What Kind of Presidency?
Although Erdoğan has long aspired to the presidency, taking that position poses a major problem for him. While Turkey’s president has considerable powers, he does not control the government, the ruling party, or the flow of money in the country.
He would not be the first Turkish president to encounter this predicament. To get around it, both Turgut Özal (1989–1993) and Süleyman Demirel (1993–2000) tried to appoint pliable placeholders who would carry out their will as prime ministers, with mixed results. Özal managed to run the country from the presidency for roughly two years. But in the end, both of these presidents eventually lost control over their parties and the government.

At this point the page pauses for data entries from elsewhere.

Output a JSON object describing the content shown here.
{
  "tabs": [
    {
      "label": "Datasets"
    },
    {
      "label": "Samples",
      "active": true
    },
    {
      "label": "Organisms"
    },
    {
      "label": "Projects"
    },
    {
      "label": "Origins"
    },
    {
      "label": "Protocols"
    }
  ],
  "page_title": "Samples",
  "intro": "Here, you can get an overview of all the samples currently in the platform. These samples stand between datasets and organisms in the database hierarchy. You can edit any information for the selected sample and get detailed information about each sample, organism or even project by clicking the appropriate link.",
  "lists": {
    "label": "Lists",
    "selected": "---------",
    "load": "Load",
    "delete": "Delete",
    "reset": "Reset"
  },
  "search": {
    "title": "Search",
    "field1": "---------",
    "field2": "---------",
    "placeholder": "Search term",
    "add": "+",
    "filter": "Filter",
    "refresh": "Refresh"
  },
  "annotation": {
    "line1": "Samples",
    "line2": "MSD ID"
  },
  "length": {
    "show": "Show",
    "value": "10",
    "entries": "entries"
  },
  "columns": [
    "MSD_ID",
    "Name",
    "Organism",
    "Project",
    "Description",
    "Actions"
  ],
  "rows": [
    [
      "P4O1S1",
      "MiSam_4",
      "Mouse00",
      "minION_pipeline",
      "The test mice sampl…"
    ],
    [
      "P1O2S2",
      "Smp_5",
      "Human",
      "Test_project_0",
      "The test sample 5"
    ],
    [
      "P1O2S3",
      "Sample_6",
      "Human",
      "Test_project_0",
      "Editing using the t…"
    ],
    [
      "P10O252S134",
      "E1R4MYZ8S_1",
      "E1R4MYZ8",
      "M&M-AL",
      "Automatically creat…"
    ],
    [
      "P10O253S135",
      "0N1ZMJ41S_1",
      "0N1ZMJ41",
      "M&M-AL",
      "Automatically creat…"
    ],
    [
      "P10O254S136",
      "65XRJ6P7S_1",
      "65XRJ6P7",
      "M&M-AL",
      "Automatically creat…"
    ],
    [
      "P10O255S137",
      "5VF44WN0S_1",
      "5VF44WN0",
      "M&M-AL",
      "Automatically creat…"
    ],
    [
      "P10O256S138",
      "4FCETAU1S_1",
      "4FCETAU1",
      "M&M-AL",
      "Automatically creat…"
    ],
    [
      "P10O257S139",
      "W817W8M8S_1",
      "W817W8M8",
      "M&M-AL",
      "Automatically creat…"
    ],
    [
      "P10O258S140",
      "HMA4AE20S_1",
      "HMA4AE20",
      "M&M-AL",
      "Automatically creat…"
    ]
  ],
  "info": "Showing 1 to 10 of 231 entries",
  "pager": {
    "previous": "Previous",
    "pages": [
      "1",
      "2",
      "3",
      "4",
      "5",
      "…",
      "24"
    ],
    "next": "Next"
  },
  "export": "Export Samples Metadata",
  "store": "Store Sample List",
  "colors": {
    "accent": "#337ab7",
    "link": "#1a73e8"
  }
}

It is to avoid this fate that Erdoğan had hoped to usher in constitutional changes that would strengthen the presidency before assuming the post himself. Having failed in that, he has nevertheless made it clear that he will seek to wield the maximum power he can. “The system has changed,” he has said, “there won’t be any interregnum, because that would be the executive office.” He also promised that, if he were to be elected, “I will be the people’s President. I will use my full constitutional competences.”
Erdoğan’s success in that will almost certainly depend, in part at least, on who would succeed him as prime minister, if he becomes president. One possibility is the current president, Abdullah Gül. It had long been speculated that Erdoğan and Gül might attempt such a Putin-Medvedev switch. But by last summer, it seemed unlikely. One of the most politically salient developments to emerge from the Gezi protests was the increasingly clear schism between Erdoğan and Gül. Gül adopted a much more conciliatory tone toward the protestors, putting him at odds with Erdoğan and setting off speculation that he was positioning for a potential political competitor to the prime minister.
But expectations that Gül would become his own man, politically, and emerge as a kinder, gentler alternative to Erdoğan within the AKP have been dashed. As president, Gül has signed all of the increasingly authoritarian measures passed by parliament, including the latest erosion of judicial independence, and any protests he might have made against Erdoğan’s power grabs have been more symbolic than effective. Now, speculation is once again rampant that Gül would become prime minister to President Erdoğan.
There is little reason to expect that, either as presidential candidate or as president, Erdoğan will adopt a different approach than the one that has been on display for more than a year now: divisive and confrontational on all issues, foreign and domestic. The only thing that might change, however, is the amount of power Erdoğan will wield after this series of elections. There are several structural constraints on his ability to continue to unilaterally determine the course of Turkish politics.